(EXTRACTED RECORDS Opens)

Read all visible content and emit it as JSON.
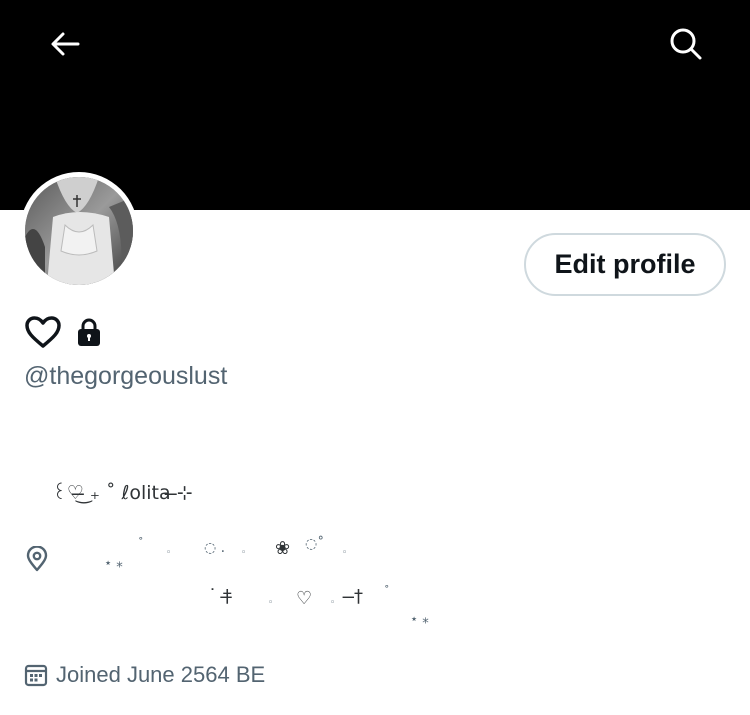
{
  "header": {
    "back_icon": "arrow-left-icon",
    "search_icon": "search-icon",
    "banner_color": "#000000"
  },
  "profile": {
    "edit_button_label": "Edit profile",
    "name_icons": [
      "heart-icon",
      "lock-icon"
    ],
    "handle": "@thegorgeouslust",
    "bio_line": "꒰♡̶͜ ₊ ˚ ℓolita ̶⊹",
    "location_icon": "map-pin-icon",
    "location_fragments": [
      "⋆ ⁎",
      "˚",
      "◦",
      "◌ .",
      "◦",
      "❀",
      "◌˚",
      "◦",
      "˙ †̶",
      "◦",
      "♡",
      "◦",
      "̶†",
      "˚",
      "⋆ ⁎"
    ],
    "joined_icon": "calendar-icon",
    "joined_text": "Joined June 2564 BE"
  },
  "colors": {
    "text_primary": "#0f1419",
    "text_secondary": "#536471",
    "border": "#cfd9de"
  }
}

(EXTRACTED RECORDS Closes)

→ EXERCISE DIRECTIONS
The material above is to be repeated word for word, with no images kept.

→ YOUR SOLUTION
Read all visible content and emit it as JSON.
{
  "header": {
    "back_icon": "arrow-left-icon",
    "search_icon": "search-icon",
    "banner_color": "#000000"
  },
  "profile": {
    "edit_button_label": "Edit profile",
    "name_icons": [
      "heart-icon",
      "lock-icon"
    ],
    "handle": "@thegorgeouslust",
    "bio_line": "꒰♡̶͜ ₊ ˚ ℓolita ̶⊹",
    "location_icon": "map-pin-icon",
    "location_fragments": [
      "⋆ ⁎",
      "˚",
      "◦",
      "◌ .",
      "◦",
      "❀",
      "◌˚",
      "◦",
      "˙ †̶",
      "◦",
      "♡",
      "◦",
      "̶†",
      "˚",
      "⋆ ⁎"
    ],
    "joined_icon": "calendar-icon",
    "joined_text": "Joined June 2564 BE"
  },
  "colors": {
    "text_primary": "#0f1419",
    "text_secondary": "#536471",
    "border": "#cfd9de"
  }
}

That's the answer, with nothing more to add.